Data about app and page elements
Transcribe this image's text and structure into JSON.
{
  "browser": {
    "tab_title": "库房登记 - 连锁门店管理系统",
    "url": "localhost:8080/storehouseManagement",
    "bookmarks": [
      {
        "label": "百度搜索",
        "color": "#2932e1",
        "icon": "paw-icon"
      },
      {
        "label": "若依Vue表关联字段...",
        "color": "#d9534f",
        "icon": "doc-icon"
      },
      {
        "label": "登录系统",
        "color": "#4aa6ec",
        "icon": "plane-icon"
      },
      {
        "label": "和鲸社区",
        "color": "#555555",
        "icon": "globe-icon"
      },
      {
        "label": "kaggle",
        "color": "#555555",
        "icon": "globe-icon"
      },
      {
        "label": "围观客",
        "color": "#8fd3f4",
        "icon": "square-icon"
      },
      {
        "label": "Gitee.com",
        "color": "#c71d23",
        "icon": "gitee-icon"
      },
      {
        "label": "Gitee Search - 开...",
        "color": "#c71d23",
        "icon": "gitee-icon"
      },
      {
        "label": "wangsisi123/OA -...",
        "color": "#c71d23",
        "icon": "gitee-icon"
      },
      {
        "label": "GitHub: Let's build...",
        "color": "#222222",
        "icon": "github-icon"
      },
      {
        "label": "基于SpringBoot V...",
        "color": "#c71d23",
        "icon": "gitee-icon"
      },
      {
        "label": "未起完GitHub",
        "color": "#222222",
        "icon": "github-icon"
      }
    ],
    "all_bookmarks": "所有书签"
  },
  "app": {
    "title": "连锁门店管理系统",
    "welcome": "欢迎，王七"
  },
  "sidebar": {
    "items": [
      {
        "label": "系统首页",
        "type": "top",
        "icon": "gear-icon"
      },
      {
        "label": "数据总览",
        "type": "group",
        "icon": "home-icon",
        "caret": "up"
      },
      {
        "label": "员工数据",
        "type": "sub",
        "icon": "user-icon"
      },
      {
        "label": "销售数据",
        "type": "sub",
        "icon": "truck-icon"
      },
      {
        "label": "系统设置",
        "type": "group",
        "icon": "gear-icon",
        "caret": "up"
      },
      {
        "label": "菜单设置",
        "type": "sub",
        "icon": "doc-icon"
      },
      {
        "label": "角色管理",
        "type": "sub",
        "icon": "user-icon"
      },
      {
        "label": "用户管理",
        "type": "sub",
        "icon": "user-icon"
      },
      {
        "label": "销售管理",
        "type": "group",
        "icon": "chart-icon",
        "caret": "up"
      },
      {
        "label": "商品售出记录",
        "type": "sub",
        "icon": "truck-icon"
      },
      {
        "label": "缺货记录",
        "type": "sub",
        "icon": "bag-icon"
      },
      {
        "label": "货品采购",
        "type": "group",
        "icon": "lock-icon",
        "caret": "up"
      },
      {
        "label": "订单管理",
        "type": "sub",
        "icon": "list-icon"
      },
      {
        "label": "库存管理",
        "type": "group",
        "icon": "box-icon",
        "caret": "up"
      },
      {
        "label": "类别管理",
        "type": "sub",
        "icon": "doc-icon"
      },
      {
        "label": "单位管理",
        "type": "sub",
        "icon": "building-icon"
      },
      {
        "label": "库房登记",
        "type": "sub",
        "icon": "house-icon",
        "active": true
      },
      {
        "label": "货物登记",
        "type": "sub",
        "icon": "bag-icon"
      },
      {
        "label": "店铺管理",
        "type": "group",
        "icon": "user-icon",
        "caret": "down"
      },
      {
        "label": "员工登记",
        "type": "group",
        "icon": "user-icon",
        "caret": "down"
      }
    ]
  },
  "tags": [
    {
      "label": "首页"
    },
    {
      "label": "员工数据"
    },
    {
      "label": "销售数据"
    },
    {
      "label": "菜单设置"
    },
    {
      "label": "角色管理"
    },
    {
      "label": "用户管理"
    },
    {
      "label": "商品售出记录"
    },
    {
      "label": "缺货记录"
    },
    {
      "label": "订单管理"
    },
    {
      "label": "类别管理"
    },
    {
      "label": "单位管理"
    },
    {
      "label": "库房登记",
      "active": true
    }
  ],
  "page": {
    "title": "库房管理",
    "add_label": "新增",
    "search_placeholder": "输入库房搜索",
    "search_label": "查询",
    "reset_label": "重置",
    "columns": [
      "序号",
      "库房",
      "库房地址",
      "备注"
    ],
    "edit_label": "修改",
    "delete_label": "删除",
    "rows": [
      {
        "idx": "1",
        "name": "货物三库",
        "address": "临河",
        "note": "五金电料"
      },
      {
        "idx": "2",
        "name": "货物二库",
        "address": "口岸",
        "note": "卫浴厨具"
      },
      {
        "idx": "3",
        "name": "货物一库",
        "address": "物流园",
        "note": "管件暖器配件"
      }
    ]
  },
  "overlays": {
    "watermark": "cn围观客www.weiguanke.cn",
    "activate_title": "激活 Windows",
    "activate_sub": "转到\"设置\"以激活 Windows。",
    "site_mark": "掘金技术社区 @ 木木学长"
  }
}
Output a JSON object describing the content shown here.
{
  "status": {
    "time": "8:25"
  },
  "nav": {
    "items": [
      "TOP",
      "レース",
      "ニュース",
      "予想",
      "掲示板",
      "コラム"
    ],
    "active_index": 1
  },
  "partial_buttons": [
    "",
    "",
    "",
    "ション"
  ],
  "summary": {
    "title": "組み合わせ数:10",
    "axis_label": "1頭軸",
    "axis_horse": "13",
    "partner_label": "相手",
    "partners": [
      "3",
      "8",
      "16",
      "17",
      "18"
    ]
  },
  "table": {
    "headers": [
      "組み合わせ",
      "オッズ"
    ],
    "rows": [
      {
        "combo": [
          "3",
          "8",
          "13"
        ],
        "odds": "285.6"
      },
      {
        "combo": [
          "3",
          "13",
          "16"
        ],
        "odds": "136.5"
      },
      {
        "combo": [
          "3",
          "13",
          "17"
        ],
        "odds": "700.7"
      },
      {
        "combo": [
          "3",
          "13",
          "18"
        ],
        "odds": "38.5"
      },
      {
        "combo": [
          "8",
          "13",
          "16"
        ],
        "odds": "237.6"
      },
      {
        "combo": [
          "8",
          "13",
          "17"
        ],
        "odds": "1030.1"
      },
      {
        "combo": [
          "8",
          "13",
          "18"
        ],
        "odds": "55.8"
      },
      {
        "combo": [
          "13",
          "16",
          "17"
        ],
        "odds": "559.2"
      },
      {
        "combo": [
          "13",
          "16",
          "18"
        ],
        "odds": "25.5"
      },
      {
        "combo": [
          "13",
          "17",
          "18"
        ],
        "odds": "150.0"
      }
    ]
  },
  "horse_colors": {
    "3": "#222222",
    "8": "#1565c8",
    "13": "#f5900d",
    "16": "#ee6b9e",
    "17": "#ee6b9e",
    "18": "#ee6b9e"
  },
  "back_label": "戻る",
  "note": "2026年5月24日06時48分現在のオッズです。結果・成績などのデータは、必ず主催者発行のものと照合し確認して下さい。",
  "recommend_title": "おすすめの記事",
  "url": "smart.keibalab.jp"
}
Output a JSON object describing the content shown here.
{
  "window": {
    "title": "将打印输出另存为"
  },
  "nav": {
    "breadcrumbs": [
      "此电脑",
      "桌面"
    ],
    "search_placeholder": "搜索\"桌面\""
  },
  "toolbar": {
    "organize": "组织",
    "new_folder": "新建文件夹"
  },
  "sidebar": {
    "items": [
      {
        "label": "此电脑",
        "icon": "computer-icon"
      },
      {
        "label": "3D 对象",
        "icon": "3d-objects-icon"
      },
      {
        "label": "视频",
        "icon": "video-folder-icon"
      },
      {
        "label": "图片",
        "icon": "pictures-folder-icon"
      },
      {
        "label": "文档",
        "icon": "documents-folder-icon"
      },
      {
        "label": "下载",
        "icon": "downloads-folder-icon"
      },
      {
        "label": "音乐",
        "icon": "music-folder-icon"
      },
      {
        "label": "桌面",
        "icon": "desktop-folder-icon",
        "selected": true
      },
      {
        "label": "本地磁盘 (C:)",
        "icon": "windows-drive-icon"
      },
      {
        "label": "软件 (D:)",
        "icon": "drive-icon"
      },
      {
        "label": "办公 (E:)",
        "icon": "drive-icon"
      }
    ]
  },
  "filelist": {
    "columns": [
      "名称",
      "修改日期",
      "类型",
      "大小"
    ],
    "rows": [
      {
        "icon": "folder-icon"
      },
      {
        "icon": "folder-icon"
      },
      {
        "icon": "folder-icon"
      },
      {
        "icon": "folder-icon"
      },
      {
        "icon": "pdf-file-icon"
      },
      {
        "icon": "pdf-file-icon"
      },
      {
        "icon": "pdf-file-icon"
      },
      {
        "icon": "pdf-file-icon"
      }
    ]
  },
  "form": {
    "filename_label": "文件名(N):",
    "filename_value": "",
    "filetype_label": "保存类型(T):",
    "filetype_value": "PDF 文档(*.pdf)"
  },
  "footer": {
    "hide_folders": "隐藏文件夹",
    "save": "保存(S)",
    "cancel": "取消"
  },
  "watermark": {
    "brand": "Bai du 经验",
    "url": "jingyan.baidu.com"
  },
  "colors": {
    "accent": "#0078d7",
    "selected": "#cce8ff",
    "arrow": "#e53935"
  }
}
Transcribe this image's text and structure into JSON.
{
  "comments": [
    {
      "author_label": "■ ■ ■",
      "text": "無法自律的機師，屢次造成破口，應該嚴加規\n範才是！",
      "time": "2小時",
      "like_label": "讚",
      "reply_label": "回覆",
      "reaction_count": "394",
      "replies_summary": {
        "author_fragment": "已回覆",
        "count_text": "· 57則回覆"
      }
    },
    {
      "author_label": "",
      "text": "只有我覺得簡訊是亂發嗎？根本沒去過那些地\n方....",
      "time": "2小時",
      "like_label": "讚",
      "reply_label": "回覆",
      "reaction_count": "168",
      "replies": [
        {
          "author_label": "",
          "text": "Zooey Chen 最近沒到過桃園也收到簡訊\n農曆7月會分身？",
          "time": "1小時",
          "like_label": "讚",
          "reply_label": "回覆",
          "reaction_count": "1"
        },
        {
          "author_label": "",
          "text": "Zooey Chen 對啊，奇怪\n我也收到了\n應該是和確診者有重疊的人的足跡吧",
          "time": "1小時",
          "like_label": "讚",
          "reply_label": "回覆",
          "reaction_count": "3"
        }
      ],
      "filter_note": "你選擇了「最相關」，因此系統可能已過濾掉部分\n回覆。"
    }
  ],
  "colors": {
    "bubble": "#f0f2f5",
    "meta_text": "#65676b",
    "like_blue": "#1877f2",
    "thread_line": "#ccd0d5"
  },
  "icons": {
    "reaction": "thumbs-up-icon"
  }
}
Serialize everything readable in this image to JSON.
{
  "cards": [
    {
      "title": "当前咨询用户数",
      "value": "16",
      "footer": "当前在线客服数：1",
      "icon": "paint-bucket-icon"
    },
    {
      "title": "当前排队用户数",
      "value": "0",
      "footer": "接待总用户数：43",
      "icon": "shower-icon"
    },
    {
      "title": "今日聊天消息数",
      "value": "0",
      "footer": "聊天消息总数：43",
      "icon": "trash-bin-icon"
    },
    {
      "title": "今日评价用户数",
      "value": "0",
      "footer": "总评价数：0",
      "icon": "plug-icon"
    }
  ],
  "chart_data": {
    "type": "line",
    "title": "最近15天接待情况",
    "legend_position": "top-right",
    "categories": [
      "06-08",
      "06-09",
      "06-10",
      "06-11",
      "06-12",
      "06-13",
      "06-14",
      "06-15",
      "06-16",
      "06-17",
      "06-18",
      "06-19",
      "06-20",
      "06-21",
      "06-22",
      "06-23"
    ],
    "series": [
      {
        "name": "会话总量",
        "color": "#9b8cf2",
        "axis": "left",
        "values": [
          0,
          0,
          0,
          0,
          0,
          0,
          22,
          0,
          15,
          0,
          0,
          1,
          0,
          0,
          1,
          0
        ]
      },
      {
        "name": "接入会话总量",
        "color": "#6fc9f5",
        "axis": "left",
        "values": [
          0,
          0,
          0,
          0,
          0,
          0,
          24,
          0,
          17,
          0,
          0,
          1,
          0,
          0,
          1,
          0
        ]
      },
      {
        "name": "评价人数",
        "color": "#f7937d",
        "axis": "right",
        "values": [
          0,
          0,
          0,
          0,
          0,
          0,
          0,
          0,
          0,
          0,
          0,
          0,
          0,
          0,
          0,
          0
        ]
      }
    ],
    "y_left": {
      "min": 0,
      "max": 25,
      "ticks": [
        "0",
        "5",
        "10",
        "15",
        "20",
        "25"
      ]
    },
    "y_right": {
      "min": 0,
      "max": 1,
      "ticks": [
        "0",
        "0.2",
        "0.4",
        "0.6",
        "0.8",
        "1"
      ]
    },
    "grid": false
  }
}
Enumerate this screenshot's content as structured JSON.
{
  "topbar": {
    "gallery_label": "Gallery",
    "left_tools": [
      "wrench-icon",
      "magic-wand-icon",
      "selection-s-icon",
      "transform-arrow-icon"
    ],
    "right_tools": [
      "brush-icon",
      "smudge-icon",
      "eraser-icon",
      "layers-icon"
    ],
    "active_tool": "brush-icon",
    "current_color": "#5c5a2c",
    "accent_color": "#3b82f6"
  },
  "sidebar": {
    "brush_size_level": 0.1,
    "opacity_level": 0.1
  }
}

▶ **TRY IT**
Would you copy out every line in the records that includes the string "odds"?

▶ **EXERCISE SOLUTION**
        "odds": "285.6"
        "odds": "136.5"
        "odds": "700.7"
        "odds": "38.5"
        "odds": "237.6"
        "odds": "1030.1"
        "odds": "55.8"
        "odds": "559.2"
        "odds": "25.5"
        "odds": "150.0"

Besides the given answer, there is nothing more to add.